The Ukrainian Security Service’s Main Investigative Department has opened an investigation after Russian troops filmed themselves shooting a prisoner of war, Meduza reported on March 7.
The disturbing video of the Ukrainian soldier went viral earlier this week and prompted further accusations of Russian war crimes. The Ukrainian soldier, believed to be Timofey Shadura of the 30th Prince Konstanty Ostrogski Mechanised Brigade, looked the Russian troops in the eyes and said “Slava Ukraini” (Glory to Ukraine), before the soldiers opened fire, killing the man instantly.
“War crimes are cultivated in Russia. And whitewashed by their propaganda and myths about ‘Nazis.’ The murder of a person who was taken captive is one more example of that. And it’s also an example of their national wretchedness and weakness. Every one of these war crimes will be atoned for. Nobody will be able to hide,” said Andriy Yermak, the Head of the Office of the President of Ukraine.
Kyiv has since called for the International Criminal Court to conduct an investigation as killing POWs is a crime against the Geneva Convention. At the same time, the Ukrainian Security Service’s Main Investigative Department will investigate the killing under Ukraine's own law against “violating the laws and customs of war”.
Ukrainian President Volodymyr Zelenskiy said that the killers will be found and the soldier will receive the title of Hero of Ukraine.
Moscow has not commented on the video but Daniil Bezsonov, a spokesman for the so-called Donetsk People’s Republic, claimed that Ukraine had staged the incident and dressed a Russian POW in a Ukrainian uniform.
Ukraine has found evidence of numerous Russian war crimes in its recovered territories. After the liberation of Kherson last autumn, Zelenskiy said Russia has committed over 400 crimes against humanity.
One of the most disturbing events from the war so far was the massacre and rape of civilians in Bucha and other neighbouring settlements on the outskirts of Kyiv. At least 1,300 bodies were recovered, according to reports.

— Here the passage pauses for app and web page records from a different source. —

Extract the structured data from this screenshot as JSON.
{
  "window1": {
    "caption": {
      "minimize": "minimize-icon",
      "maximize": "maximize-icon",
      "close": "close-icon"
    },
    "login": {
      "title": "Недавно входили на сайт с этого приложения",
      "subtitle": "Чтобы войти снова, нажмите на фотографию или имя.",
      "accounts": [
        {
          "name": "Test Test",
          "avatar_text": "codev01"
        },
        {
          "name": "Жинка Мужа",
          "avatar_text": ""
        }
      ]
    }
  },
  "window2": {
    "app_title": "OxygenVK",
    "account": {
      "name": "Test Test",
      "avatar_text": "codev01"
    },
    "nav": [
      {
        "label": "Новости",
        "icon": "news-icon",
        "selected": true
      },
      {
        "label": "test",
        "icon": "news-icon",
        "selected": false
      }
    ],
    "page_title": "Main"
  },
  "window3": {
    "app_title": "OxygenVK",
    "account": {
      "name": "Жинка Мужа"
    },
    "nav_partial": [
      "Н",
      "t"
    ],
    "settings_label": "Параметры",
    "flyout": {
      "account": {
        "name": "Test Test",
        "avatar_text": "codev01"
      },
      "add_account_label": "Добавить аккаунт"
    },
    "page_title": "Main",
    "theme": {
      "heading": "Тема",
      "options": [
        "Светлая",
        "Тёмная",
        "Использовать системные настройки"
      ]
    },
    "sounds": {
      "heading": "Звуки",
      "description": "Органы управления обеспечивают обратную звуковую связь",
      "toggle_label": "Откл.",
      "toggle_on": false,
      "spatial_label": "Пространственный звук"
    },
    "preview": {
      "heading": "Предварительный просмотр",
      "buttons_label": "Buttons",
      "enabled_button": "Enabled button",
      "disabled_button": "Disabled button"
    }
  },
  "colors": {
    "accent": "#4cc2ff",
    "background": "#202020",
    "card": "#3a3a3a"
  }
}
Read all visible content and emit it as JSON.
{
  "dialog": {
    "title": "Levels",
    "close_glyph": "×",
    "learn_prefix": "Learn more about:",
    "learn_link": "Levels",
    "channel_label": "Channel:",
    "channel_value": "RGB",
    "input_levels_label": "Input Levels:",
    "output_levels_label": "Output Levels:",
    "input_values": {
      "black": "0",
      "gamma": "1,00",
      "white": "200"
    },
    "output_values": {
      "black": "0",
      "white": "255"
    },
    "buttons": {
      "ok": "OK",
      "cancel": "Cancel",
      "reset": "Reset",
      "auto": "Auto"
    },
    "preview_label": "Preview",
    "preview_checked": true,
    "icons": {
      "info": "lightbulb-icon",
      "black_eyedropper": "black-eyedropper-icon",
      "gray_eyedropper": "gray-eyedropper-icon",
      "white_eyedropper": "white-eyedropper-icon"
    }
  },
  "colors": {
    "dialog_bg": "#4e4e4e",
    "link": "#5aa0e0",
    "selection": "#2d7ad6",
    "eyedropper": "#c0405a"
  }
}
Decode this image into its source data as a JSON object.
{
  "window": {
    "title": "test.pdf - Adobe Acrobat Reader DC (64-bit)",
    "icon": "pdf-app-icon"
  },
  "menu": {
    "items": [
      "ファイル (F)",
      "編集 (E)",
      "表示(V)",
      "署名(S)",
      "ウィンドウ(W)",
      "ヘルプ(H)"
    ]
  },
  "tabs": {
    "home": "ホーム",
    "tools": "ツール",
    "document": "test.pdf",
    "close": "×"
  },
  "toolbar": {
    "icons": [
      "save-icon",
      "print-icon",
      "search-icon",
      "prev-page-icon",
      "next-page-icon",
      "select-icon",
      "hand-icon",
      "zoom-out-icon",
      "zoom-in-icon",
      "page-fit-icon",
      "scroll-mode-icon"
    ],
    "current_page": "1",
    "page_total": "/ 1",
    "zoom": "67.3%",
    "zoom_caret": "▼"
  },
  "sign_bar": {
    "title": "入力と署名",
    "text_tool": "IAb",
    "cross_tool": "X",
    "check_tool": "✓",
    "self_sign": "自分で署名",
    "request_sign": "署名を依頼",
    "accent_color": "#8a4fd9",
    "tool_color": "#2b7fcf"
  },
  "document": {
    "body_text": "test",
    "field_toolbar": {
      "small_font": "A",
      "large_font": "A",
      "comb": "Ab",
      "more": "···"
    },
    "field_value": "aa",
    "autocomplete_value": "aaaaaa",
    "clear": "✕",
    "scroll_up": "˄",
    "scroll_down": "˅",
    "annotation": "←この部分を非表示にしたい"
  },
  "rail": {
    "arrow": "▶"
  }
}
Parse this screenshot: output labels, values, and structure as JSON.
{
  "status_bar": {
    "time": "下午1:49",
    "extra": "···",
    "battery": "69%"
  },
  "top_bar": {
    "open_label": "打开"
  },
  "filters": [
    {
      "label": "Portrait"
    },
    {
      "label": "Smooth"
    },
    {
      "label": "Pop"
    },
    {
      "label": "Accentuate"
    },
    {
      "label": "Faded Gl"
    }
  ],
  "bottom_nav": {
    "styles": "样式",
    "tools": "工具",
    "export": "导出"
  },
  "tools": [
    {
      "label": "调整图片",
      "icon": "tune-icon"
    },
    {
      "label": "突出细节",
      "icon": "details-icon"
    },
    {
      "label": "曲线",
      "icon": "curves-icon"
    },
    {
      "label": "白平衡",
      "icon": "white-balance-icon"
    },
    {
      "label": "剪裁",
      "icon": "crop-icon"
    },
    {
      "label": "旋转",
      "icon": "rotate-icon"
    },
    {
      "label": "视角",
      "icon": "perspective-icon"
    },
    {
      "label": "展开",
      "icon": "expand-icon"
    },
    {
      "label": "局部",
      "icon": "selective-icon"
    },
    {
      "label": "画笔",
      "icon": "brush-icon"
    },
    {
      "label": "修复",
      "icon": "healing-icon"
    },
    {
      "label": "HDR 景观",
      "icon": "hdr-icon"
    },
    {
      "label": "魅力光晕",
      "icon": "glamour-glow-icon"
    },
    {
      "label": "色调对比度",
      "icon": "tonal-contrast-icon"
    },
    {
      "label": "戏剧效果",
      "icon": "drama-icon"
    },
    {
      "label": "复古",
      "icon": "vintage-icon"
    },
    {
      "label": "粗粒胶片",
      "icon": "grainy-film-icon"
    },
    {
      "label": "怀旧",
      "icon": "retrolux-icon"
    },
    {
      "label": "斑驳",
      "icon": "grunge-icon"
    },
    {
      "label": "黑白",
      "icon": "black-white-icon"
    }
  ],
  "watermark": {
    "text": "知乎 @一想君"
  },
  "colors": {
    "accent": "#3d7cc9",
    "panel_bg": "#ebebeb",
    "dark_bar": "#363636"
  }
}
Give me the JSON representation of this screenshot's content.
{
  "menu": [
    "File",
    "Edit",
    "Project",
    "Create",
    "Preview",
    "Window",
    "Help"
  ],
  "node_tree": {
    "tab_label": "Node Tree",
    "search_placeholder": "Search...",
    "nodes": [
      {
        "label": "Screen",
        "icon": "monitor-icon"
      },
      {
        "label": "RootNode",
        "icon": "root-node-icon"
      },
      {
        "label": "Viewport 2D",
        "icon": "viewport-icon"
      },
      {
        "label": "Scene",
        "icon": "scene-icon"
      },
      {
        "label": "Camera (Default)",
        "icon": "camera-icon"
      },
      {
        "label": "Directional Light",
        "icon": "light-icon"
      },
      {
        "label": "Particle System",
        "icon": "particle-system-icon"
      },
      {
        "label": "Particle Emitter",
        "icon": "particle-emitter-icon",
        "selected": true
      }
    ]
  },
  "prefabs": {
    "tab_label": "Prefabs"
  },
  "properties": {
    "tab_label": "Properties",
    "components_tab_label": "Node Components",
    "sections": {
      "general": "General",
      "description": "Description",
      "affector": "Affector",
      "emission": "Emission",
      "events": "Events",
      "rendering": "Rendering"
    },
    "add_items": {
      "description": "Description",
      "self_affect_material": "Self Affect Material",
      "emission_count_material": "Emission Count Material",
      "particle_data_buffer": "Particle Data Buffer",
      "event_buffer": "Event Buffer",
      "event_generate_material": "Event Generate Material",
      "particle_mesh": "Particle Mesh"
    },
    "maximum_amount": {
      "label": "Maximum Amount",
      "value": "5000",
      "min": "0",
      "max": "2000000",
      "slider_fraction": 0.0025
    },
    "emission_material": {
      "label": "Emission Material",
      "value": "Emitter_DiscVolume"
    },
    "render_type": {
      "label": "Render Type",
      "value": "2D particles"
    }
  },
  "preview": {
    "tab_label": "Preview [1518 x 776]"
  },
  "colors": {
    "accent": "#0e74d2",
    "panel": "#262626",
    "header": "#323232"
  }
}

The revelations led to Russia’s suspension from the UN Human Rights Council after 93 countries voted in favour of its removal.